  • Audio or video recordings: Depending on the type of behavior being observed, the researchers might also decide to make audio or videotaped recordings of each observation session. They can then later review the recordings.
  • Observer narrative: The observer might take notes during the session that they can refer back to. They can collect data and discern behavior patterns from these notes.
  • Tally counts:The observer writes down when and how many times certain behaviors occurred.

How Often Is Data Collected?

It is rarely practical—or even possible—to observe every moment of a subject's life. Therefore, researchers often use sampling to gather information through naturalistic observation.

The goal is to make sure that the sample of data is representative of the subject's overall behavior. A representative sample is a selection that accurately depicts the characteristics that are present in the total subject of interest. A representative sample can be obtained through:

  • Time sampling: This involves taking samples at different intervals of time (random or systematic). For example, a researcher might observe a person in the workplace to notice how frequently they engage in certain behaviors and to determine if there are patterns or trends.
  • Situation sampling: This type of sampling involves observing behavior in different situations and settings. An example of this would be observing a child in a classroom, home, and community setting to determine if certain behaviors only occur in certain settings.
  • Event sampling: This approach involves observing and recording each time an event happens. This allows the researchers to better identify patterns that might be present. For example, a researcher might note every time a subject becomes agitated. By noting the event and what was occurring around the time of each event, researchers can draw inferences about what might be triggering those behaviors.

Examples of Naturalistic Observation

Imagine that you want to study risk-taking behavior in teenagers. You might choose to observe behavior in different settings, such as a sledding hill, a rock-climbing wall, an ice-skating rink, and a bumper car ride. After you operationally define "risk-taking behavior," you would observe your teen subjects in these settings and record every incidence of what you have defined as risky behavior.
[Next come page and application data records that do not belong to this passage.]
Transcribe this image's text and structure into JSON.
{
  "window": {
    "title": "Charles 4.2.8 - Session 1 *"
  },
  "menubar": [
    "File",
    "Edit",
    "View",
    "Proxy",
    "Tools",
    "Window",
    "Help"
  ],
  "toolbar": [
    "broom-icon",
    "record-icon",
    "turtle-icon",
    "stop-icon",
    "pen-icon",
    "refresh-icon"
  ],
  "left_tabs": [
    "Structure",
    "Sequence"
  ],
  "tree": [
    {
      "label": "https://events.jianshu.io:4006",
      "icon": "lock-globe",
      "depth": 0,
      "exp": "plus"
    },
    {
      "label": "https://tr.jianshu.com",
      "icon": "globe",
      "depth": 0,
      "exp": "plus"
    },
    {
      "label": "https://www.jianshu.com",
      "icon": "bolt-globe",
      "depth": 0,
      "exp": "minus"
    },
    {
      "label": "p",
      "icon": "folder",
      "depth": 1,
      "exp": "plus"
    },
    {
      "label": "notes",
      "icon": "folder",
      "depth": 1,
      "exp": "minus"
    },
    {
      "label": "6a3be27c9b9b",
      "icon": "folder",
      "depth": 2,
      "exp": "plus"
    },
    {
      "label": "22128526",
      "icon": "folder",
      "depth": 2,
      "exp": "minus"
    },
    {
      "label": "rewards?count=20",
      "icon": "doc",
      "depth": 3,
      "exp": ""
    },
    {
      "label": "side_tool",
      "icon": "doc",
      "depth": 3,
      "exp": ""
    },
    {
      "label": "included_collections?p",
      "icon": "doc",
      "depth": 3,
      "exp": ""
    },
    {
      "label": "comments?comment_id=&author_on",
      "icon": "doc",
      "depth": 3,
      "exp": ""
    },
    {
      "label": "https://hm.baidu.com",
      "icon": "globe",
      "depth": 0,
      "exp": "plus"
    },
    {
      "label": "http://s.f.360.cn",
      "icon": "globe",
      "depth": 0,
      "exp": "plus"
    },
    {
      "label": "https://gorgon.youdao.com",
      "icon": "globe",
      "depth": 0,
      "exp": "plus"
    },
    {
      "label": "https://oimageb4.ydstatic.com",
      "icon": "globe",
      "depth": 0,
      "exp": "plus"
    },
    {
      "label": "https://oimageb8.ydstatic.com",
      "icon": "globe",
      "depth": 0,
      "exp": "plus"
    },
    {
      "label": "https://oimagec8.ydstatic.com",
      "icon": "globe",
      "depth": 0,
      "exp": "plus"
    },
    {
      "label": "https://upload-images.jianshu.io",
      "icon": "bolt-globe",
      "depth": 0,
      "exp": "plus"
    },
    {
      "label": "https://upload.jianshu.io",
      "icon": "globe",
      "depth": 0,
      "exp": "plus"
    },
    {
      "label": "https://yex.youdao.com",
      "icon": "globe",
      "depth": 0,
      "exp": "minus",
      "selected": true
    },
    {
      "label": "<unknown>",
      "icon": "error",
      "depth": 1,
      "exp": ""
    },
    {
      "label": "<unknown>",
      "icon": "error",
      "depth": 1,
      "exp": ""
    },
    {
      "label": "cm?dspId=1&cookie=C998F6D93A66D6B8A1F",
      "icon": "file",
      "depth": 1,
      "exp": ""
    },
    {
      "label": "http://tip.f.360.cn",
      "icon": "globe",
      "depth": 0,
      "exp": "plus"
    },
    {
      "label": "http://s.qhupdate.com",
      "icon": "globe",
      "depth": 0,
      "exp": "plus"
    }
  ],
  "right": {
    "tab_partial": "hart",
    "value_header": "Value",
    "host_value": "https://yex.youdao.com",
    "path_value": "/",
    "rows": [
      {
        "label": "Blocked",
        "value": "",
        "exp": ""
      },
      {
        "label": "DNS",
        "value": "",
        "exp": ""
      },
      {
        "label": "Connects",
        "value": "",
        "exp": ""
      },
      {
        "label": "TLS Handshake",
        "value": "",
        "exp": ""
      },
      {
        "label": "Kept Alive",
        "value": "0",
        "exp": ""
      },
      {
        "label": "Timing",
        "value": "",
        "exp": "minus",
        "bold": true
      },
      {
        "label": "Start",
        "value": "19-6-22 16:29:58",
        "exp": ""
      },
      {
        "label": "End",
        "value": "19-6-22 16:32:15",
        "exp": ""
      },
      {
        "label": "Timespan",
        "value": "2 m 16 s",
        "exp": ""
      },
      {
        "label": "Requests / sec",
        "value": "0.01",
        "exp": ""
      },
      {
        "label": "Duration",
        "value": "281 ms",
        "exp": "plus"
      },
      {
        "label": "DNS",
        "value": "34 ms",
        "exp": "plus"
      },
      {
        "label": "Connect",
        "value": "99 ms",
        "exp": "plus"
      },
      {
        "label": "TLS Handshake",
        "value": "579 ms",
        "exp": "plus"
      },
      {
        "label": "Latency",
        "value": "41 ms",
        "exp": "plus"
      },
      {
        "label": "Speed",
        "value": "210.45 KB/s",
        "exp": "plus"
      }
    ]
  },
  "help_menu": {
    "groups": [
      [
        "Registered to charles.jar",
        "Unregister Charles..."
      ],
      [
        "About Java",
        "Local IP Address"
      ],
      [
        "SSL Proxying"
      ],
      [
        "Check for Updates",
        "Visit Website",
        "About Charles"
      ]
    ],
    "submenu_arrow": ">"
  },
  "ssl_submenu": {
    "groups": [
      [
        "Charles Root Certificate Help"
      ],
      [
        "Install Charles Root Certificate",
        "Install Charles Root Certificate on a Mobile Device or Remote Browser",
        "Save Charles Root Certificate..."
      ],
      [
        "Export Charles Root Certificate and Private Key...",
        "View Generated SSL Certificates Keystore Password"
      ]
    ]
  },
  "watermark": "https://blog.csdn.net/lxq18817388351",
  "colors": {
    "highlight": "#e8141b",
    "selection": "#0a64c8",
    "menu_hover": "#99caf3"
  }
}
Famous examples of naturalistic observations include Charles Darwin's journey aboard the HMS Beagle, which served as the basis for his theory of natural selection, and Jane Goodall's work studying the behavior of chimpanzees.

A Word From Verywell

Naturalistic observation can play an important role in the research process. It offers a number of advantages, including often being more affordable and less intrusive than other types of research.

In some cases, researchers may utilize naturalistic observation as a way to learn more about something that is happening in a certain population. Using this information, they can then formulate a hypothesis that can be tested further.

2 Sources
Verywell Mind uses only high-quality sources, including peer-reviewed studies, to support the facts within our articles. Read our editorial process to learn more about how we fact-check and keep our content accurate, reliable, and trustworthy.
  1. Mehl MR, Robbins ML, Deters FG. Naturalistic observation of health-relevant social processes: the electronically activated recorder methodology in psychosomatics. Psychosom Med. 2012;74(4):410-7. doi:10.1097/PSY.0b013e3182545470

  2. U.S. National Library of Medicine. Rewriting the book of nature - Darwin and the Beagle voyage.

Additional Reading

By Kendra Cherry
Kendra Cherry, MS, is an author and educational consultant focused on helping students learn about psychology.